— What is required —
Each entry must be returned exactly. None may be omitted.

++++ Supplied data

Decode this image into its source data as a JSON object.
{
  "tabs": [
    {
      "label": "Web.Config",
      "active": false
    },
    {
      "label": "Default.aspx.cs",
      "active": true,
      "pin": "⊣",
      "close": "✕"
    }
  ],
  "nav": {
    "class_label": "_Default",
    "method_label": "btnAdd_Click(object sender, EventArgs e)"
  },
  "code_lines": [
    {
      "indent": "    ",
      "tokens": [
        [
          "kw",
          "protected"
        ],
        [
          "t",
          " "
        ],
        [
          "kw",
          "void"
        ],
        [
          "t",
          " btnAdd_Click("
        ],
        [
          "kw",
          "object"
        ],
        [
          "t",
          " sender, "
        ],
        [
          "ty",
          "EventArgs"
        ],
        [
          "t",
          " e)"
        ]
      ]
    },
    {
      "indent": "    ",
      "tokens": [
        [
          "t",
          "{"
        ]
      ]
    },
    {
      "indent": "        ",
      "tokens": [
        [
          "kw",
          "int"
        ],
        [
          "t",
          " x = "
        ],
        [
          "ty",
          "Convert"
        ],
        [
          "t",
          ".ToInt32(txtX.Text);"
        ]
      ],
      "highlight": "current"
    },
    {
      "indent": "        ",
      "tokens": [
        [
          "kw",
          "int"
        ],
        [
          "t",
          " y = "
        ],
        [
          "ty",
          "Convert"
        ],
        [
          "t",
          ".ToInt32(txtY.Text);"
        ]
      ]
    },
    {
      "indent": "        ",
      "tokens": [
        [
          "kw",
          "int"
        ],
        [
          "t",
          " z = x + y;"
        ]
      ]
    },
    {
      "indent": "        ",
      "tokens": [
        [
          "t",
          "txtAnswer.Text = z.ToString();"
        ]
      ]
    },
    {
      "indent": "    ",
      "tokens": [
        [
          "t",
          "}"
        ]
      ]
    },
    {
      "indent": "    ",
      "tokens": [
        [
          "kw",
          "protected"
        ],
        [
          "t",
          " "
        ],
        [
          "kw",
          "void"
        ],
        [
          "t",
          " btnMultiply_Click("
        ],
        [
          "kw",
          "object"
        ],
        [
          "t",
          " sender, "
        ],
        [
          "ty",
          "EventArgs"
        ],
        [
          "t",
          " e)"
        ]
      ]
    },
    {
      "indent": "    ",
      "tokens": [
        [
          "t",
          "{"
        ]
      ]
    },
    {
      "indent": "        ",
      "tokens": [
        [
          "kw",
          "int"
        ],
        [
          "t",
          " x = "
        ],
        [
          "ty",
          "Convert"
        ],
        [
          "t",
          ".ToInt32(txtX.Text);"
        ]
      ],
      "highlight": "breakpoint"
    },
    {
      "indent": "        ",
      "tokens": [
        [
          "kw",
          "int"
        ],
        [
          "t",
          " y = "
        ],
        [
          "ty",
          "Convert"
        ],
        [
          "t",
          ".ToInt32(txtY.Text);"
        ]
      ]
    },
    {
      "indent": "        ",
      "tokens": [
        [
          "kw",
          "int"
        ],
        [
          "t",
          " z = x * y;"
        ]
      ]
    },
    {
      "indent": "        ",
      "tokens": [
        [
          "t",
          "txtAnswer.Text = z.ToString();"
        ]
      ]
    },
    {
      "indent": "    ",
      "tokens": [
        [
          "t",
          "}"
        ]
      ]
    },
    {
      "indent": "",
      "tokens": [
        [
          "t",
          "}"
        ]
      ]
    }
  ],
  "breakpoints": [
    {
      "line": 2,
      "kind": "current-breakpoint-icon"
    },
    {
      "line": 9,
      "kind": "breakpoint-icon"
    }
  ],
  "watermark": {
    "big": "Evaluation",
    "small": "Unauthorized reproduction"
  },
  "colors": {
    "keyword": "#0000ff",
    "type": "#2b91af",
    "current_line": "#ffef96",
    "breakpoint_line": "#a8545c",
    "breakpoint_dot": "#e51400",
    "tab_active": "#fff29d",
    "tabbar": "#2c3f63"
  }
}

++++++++

— Exercise solution —
Decode this image into its source data as a JSON object.
{
  "tabs": [
    {
      "label": "Web.Config",
      "active": false
    },
    {
      "label": "Default.aspx.cs",
      "active": true,
      "pin": "⊣",
      "close": "✕"
    }
  ],
  "nav": {
    "class_label": "_Default",
    "method_label": "btnAdd_Click(object sender, EventArgs e)"
  },
  "code_lines": [
    {
      "indent": "    ",
      "tokens": [
        [
          "kw",
          "protected"
        ],
        [
          "t",
          " "
        ],
        [
          "kw",
          "void"
        ],
        [
          "t",
          " btnAdd_Click("
        ],
        [
          "kw",
          "object"
        ],
        [
          "t",
          " sender, "
        ],
        [
          "ty",
          "EventArgs"
        ],
        [
          "t",
          " e)"
        ]
      ]
    },
    {
      "indent": "    ",
      "tokens": [
        [
          "t",
          "{"
        ]
      ]
    },
    {
      "indent": "        ",
      "tokens": [
        [
          "kw",
          "int"
        ],
        [
          "t",
          " x = "
        ],
        [
          "ty",
          "Convert"
        ],
        [
          "t",
          ".ToInt32(txtX.Text);"
        ]
      ],
      "highlight": "current"
    },
    {
      "indent": "        ",
      "tokens": [
        [
          "kw",
          "int"
        ],
        [
          "t",
          " y = "
        ],
        [
          "ty",
          "Convert"
        ],
        [
          "t",
          ".ToInt32(txtY.Text);"
        ]
      ]
    },
    {
      "indent": "        ",
      "tokens": [
        [
          "kw",
          "int"
        ],
        [
          "t",
          " z = x + y;"
        ]
      ]
    },
    {
      "indent": "        ",
      "tokens": [
        [
          "t",
          "txtAnswer.Text = z.ToString();"
        ]
      ]
    },
    {
      "indent": "    ",
      "tokens": [
        [
          "t",
          "}"
        ]
      ]
    },
    {
      "indent": "    ",
      "tokens": [
        [
          "kw",
          "protected"
        ],
        [
          "t",
          " "
        ],
        [
          "kw",
          "void"
        ],
        [
          "t",
          " btnMultiply_Click("
        ],
        [
          "kw",
          "object"
        ],
        [
          "t",
          " sender, "
        ],
        [
          "ty",
          "EventArgs"
        ],
        [
          "t",
          " e)"
        ]
      ]
    },
    {
      "indent": "    ",
      "tokens": [
        [
          "t",
          "{"
        ]
      ]
    },
    {
      "indent": "        ",
      "tokens": [
        [
          "kw",
          "int"
        ],
        [
          "t",
          " x = "
        ],
        [
          "ty",
          "Convert"
        ],
        [
          "t",
          ".ToInt32(txtX.Text);"
        ]
      ],
      "highlight": "breakpoint"
    },
    {
      "indent": "        ",
      "tokens": [
        [
          "kw",
          "int"
        ],
        [
          "t",
          " y = "
        ],
        [
          "ty",
          "Convert"
        ],
        [
          "t",
          ".ToInt32(txtY.Text);"
        ]
      ]
    },
    {
      "indent": "        ",
      "tokens": [
        [
          "kw",
          "int"
        ],
        [
          "t",
          " z = x * y;"
        ]
      ]
    },
    {
      "indent": "        ",
      "tokens": [
        [
          "t",
          "txtAnswer.Text = z.ToString();"
        ]
      ]
    },
    {
      "indent": "    ",
      "tokens": [
        [
          "t",
          "}"
        ]
      ]
    },
    {
      "indent": "",
      "tokens": [
        [
          "t",
          "}"
        ]
      ]
    }
  ],
  "breakpoints": [
    {
      "line": 2,
      "kind": "current-breakpoint-icon"
    },
    {
      "line": 9,
      "kind": "breakpoint-icon"
    }
  ],
  "watermark": {
    "big": "Evaluation",
    "small": "Unauthorized reproduction"
  },
  "colors": {
    "keyword": "#0000ff",
    "type": "#2b91af",
    "current_line": "#ffef96",
    "breakpoint_line": "#a8545c",
    "breakpoint_dot": "#e51400",
    "tab_active": "#fff29d",
    "tabbar": "#2c3f63"
  }
}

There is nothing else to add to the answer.